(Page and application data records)

· · · ·

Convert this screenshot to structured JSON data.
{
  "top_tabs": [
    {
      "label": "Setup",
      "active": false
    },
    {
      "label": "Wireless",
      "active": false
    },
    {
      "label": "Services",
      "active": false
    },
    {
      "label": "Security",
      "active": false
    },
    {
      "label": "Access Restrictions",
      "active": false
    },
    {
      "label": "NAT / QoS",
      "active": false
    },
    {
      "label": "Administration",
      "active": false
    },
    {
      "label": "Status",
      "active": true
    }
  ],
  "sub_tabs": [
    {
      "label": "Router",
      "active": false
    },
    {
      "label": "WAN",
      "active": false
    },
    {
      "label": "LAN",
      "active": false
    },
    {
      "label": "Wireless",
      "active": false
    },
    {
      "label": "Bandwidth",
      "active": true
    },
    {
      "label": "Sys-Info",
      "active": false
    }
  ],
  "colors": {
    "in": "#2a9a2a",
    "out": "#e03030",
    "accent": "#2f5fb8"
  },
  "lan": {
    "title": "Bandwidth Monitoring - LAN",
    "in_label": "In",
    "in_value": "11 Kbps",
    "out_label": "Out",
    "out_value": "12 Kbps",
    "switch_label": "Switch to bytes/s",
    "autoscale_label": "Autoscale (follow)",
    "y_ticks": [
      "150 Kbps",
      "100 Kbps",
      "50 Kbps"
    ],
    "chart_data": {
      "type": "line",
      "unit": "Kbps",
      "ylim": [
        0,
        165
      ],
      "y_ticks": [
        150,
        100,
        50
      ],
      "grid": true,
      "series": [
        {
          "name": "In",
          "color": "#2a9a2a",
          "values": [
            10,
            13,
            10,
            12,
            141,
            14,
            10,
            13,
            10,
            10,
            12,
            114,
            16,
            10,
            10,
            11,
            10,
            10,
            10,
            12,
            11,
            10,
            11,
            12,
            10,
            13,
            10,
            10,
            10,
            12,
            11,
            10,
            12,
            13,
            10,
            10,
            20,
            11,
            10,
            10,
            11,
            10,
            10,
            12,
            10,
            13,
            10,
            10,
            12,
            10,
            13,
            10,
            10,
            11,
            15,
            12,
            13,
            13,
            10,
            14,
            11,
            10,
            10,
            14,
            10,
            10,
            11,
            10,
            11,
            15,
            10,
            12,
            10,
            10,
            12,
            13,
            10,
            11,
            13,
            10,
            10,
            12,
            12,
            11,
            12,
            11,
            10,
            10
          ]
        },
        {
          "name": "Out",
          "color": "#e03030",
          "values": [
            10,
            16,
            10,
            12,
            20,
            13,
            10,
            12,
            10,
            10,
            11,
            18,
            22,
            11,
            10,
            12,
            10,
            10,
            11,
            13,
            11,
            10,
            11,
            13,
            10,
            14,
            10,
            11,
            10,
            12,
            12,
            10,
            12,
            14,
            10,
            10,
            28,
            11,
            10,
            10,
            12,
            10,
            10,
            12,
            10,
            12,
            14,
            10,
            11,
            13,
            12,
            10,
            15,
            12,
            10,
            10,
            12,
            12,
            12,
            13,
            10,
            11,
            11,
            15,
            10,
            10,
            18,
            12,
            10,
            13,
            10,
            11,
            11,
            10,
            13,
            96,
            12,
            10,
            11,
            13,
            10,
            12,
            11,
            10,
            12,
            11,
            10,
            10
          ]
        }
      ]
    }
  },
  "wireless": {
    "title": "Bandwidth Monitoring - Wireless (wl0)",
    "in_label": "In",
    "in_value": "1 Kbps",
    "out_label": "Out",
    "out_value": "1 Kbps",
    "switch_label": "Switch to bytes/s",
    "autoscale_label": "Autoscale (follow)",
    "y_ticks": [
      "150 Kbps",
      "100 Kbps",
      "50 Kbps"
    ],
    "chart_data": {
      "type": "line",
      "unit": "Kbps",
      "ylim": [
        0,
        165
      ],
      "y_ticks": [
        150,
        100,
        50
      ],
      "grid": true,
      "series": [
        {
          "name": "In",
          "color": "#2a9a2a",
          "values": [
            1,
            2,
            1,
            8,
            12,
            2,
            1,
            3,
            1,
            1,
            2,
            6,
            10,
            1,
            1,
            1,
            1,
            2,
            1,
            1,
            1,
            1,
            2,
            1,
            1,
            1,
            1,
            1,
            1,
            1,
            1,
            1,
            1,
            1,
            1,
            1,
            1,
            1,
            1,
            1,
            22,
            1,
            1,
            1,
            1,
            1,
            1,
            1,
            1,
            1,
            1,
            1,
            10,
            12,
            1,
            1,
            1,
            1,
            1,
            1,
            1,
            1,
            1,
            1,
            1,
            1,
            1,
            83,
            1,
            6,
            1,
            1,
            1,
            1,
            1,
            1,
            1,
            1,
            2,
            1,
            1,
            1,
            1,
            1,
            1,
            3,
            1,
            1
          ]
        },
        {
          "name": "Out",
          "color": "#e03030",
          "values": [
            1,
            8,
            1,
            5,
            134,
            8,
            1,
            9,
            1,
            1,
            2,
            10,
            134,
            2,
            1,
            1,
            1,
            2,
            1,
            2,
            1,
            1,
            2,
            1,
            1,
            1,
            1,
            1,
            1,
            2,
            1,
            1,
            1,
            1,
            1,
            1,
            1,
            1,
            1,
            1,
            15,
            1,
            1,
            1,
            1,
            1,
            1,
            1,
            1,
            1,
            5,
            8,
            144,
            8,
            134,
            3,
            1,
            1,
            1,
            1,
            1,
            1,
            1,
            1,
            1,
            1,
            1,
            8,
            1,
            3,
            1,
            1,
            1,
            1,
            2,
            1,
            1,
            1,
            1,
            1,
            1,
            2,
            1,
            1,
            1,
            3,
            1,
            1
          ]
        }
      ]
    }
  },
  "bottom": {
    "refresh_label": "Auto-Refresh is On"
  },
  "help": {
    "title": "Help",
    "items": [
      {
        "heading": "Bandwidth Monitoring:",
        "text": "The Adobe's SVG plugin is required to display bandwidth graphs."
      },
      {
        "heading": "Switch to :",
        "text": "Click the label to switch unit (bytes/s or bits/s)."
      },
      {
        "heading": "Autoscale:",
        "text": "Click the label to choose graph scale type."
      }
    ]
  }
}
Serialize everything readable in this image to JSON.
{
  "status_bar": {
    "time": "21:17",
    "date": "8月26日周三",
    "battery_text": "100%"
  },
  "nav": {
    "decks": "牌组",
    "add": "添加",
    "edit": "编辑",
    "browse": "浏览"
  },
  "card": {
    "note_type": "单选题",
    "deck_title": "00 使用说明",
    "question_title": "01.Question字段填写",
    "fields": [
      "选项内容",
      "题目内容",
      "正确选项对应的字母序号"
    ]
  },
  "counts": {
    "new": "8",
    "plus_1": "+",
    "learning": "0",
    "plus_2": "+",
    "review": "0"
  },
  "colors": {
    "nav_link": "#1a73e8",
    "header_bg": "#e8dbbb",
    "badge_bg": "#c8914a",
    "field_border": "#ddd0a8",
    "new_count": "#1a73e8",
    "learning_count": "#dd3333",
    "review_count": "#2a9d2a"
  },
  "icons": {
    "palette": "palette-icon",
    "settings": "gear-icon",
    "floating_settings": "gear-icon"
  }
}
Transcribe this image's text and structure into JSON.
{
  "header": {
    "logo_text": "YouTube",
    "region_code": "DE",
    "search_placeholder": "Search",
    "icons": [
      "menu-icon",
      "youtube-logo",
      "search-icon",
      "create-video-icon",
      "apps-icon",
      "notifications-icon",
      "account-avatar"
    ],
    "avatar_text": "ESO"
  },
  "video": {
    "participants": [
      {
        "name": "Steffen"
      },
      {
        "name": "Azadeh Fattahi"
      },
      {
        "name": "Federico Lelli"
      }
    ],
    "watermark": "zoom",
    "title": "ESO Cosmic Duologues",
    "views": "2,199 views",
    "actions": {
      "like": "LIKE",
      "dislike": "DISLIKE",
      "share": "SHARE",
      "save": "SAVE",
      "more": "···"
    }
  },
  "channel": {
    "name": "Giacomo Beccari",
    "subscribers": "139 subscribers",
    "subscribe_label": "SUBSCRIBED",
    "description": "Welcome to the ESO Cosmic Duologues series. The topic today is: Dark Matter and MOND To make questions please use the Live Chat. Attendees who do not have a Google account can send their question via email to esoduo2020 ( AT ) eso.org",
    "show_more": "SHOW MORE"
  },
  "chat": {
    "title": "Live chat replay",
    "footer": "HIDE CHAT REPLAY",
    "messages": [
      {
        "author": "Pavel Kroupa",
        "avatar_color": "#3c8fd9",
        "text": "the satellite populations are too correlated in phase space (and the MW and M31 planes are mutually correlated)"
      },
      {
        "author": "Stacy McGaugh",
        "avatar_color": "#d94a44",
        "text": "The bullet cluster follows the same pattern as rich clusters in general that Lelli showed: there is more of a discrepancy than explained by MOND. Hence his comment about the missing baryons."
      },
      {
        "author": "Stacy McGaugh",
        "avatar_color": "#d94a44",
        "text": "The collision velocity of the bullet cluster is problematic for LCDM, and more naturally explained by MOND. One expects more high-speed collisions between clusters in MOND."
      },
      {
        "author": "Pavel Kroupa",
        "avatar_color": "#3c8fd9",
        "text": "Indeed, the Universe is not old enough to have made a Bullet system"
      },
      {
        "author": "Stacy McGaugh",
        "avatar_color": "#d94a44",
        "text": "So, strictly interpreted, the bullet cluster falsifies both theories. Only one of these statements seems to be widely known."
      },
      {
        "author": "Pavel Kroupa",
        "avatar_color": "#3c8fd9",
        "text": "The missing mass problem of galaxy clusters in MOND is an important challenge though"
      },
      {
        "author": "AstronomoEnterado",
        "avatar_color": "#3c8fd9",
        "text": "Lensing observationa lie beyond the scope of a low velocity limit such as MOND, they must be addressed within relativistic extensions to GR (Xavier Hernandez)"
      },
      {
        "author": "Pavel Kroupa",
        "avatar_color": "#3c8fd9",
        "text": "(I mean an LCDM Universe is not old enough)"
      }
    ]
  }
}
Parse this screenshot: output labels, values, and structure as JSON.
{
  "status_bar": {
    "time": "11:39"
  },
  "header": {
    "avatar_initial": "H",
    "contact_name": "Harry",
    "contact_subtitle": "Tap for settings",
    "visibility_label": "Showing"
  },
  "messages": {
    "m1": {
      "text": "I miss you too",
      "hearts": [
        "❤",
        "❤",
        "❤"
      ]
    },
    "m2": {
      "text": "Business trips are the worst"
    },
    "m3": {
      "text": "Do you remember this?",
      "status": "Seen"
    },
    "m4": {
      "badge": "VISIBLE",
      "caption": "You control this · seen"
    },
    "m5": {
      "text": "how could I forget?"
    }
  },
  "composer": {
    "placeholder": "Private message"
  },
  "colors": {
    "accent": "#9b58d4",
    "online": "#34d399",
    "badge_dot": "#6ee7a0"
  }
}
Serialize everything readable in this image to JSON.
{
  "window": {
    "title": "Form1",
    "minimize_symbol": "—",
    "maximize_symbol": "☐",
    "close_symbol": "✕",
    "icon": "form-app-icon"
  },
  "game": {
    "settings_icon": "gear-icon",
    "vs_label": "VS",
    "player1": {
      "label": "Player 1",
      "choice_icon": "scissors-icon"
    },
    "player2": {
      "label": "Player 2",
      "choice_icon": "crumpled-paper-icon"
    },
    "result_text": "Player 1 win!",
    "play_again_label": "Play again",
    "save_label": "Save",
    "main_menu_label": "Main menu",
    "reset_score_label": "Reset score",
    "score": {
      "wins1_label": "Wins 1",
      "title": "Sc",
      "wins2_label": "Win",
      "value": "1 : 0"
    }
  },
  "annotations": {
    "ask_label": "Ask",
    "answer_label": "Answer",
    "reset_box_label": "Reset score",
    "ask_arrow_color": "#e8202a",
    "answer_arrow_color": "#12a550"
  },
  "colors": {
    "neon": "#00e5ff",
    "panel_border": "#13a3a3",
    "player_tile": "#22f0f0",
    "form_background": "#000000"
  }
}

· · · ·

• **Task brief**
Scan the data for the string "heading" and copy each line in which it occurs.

• **Response**
        "heading": "Bandwidth Monitoring:",
        "heading": "Switch to :",
        "heading": "Autoscale:",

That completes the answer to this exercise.